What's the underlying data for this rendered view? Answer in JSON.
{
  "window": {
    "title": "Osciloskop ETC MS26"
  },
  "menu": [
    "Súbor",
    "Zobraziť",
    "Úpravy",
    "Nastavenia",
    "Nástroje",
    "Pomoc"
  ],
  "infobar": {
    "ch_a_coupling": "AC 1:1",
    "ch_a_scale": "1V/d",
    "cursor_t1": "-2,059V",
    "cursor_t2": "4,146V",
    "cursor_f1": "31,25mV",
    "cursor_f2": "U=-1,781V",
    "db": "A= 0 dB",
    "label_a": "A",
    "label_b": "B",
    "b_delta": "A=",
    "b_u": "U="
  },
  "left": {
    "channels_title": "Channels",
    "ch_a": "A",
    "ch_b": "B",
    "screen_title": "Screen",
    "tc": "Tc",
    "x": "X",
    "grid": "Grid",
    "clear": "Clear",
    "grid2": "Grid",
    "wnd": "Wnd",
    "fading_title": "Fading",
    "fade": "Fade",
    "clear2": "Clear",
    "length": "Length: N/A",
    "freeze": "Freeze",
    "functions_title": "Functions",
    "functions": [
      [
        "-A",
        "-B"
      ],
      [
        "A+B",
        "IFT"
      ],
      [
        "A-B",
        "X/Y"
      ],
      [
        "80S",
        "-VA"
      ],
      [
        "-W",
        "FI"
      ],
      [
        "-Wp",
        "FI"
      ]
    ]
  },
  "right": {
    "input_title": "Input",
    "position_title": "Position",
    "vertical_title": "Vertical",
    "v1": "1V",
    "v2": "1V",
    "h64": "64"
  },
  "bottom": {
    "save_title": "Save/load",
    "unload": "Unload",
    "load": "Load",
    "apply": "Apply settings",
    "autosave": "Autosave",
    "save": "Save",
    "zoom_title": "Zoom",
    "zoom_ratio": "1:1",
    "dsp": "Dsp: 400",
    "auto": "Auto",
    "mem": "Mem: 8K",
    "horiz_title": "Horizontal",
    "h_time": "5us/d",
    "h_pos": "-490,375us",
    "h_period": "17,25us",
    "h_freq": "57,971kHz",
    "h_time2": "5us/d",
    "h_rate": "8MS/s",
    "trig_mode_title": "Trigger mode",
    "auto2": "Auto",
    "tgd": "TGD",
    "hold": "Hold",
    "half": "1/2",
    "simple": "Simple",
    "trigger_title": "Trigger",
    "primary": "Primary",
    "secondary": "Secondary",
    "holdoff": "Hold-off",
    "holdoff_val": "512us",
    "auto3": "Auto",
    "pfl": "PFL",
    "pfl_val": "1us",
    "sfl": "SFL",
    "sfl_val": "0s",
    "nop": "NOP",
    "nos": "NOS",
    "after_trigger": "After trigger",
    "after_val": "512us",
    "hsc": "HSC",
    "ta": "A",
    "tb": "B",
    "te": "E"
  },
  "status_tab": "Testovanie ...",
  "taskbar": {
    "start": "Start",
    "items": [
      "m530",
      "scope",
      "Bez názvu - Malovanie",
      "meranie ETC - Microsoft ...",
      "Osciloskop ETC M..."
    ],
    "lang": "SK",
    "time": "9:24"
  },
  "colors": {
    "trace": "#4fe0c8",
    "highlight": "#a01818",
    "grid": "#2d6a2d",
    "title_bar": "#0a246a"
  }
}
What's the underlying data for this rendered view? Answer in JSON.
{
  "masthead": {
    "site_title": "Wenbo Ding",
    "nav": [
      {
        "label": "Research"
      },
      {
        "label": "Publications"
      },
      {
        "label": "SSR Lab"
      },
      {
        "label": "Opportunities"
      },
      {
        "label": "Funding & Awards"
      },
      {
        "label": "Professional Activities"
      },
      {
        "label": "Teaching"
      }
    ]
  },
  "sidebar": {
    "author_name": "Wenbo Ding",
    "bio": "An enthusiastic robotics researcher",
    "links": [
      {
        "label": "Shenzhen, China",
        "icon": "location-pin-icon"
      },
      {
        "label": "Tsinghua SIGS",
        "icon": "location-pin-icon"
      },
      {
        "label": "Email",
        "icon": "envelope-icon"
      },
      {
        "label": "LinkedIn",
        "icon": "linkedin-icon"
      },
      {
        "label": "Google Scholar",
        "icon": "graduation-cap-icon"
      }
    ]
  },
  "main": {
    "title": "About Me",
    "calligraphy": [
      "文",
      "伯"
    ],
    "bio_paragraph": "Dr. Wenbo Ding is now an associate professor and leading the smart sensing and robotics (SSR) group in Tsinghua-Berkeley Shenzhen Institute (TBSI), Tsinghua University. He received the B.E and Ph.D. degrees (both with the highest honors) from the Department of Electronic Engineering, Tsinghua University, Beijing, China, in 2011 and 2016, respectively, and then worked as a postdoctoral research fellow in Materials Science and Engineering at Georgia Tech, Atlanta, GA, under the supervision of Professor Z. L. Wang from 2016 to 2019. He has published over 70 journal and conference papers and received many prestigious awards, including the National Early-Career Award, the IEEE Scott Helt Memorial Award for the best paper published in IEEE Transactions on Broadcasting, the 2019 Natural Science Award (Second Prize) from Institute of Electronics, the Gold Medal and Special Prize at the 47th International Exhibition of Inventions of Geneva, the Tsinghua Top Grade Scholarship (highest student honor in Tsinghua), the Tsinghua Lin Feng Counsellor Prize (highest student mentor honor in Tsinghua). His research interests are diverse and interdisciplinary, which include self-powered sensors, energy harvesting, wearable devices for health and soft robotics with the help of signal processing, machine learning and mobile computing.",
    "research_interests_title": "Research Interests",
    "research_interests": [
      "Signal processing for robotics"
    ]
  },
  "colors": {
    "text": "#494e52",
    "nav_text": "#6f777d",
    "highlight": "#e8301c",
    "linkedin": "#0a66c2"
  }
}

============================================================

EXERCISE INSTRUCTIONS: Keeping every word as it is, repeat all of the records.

PROBLEM SOLUTION:
What's the underlying data for this rendered view? Answer in JSON.
{
  "window": {
    "title": "Osciloskop ETC MS26"
  },
  "menu": [
    "Súbor",
    "Zobraziť",
    "Úpravy",
    "Nastavenia",
    "Nástroje",
    "Pomoc"
  ],
  "infobar": {
    "ch_a_coupling": "AC 1:1",
    "ch_a_scale": "1V/d",
    "cursor_t1": "-2,059V",
    "cursor_t2": "4,146V",
    "cursor_f1": "31,25mV",
    "cursor_f2": "U=-1,781V",
    "db": "A= 0 dB",
    "label_a": "A",
    "label_b": "B",
    "b_delta": "A=",
    "b_u": "U="
  },
  "left": {
    "channels_title": "Channels",
    "ch_a": "A",
    "ch_b": "B",
    "screen_title": "Screen",
    "tc": "Tc",
    "x": "X",
    "grid": "Grid",
    "clear": "Clear",
    "grid2": "Grid",
    "wnd": "Wnd",
    "fading_title": "Fading",
    "fade": "Fade",
    "clear2": "Clear",
    "length": "Length: N/A",
    "freeze": "Freeze",
    "functions_title": "Functions",
    "functions": [
      [
        "-A",
        "-B"
      ],
      [
        "A+B",
        "IFT"
      ],
      [
        "A-B",
        "X/Y"
      ],
      [
        "80S",
        "-VA"
      ],
      [
        "-W",
        "FI"
      ],
      [
        "-Wp",
        "FI"
      ]
    ]
  },
  "right": {
    "input_title": "Input",
    "position_title": "Position",
    "vertical_title": "Vertical",
    "v1": "1V",
    "v2": "1V",
    "h64": "64"
  },
  "bottom": {
    "save_title": "Save/load",
    "unload": "Unload",
    "load": "Load",
    "apply": "Apply settings",
    "autosave": "Autosave",
    "save": "Save",
    "zoom_title": "Zoom",
    "zoom_ratio": "1:1",
    "dsp": "Dsp: 400",
    "auto": "Auto",
    "mem": "Mem: 8K",
    "horiz_title": "Horizontal",
    "h_time": "5us/d",
    "h_pos": "-490,375us",
    "h_period": "17,25us",
    "h_freq": "57,971kHz",
    "h_time2": "5us/d",
    "h_rate": "8MS/s",
    "trig_mode_title": "Trigger mode",
    "auto2": "Auto",
    "tgd": "TGD",
    "hold": "Hold",
    "half": "1/2",
    "simple": "Simple",
    "trigger_title": "Trigger",
    "primary": "Primary",
    "secondary": "Secondary",
    "holdoff": "Hold-off",
    "holdoff_val": "512us",
    "auto3": "Auto",
    "pfl": "PFL",
    "pfl_val": "1us",
    "sfl": "SFL",
    "sfl_val": "0s",
    "nop": "NOP",
    "nos": "NOS",
    "after_trigger": "After trigger",
    "after_val": "512us",
    "hsc": "HSC",
    "ta": "A",
    "tb": "B",
    "te": "E"
  },
  "status_tab": "Testovanie ...",
  "taskbar": {
    "start": "Start",
    "items": [
      "m530",
      "scope",
      "Bez názvu - Malovanie",
      "meranie ETC - Microsoft ...",
      "Osciloskop ETC M..."
    ],
    "lang": "SK",
    "time": "9:24"
  },
  "colors": {
    "trace": "#4fe0c8",
    "highlight": "#a01818",
    "grid": "#2d6a2d",
    "title_bar": "#0a246a"
  }
}
What's the underlying data for this rendered view? Answer in JSON.
{
  "masthead": {
    "site_title": "Wenbo Ding",
    "nav": [
      {
        "label": "Research"
      },
      {
        "label": "Publications"
      },
      {
        "label": "SSR Lab"
      },
      {
        "label": "Opportunities"
      },
      {
        "label": "Funding & Awards"
      },
      {
        "label": "Professional Activities"
      },
      {
        "label": "Teaching"
      }
    ]
  },
  "sidebar": {
    "author_name": "Wenbo Ding",
    "bio": "An enthusiastic robotics researcher",
    "links": [
      {
        "label": "Shenzhen, China",
        "icon": "location-pin-icon"
      },
      {
        "label": "Tsinghua SIGS",
        "icon": "location-pin-icon"
      },
      {
        "label": "Email",
        "icon": "envelope-icon"
      },
      {
        "label": "LinkedIn",
        "icon": "linkedin-icon"
      },
      {
        "label": "Google Scholar",
        "icon": "graduation-cap-icon"
      }
    ]
  },
  "main": {
    "title": "About Me",
    "calligraphy": [
      "文",
      "伯"
    ],
    "bio_paragraph": "Dr. Wenbo Ding is now an associate professor and leading the smart sensing and robotics (SSR) group in Tsinghua-Berkeley Shenzhen Institute (TBSI), Tsinghua University. He received the B.E and Ph.D. degrees (both with the highest honors) from the Department of Electronic Engineering, Tsinghua University, Beijing, China, in 2011 and 2016, respectively, and then worked as a postdoctoral research fellow in Materials Science and Engineering at Georgia Tech, Atlanta, GA, under the supervision of Professor Z. L. Wang from 2016 to 2019. He has published over 70 journal and conference papers and received many prestigious awards, including the National Early-Career Award, the IEEE Scott Helt Memorial Award for the best paper published in IEEE Transactions on Broadcasting, the 2019 Natural Science Award (Second Prize) from Institute of Electronics, the Gold Medal and Special Prize at the 47th International Exhibition of Inventions of Geneva, the Tsinghua Top Grade Scholarship (highest student honor in Tsinghua), the Tsinghua Lin Feng Counsellor Prize (highest student mentor honor in Tsinghua). His research interests are diverse and interdisciplinary, which include self-powered sensors, energy harvesting, wearable devices for health and soft robotics with the help of signal processing, machine learning and mobile computing.",
    "research_interests_title": "Research Interests",
    "research_interests": [
      "Signal processing for robotics"
    ]
  },
  "colors": {
    "text": "#494e52",
    "nav_text": "#6f777d",
    "highlight": "#e8301c",
    "linkedin": "#0a66c2"
  }
}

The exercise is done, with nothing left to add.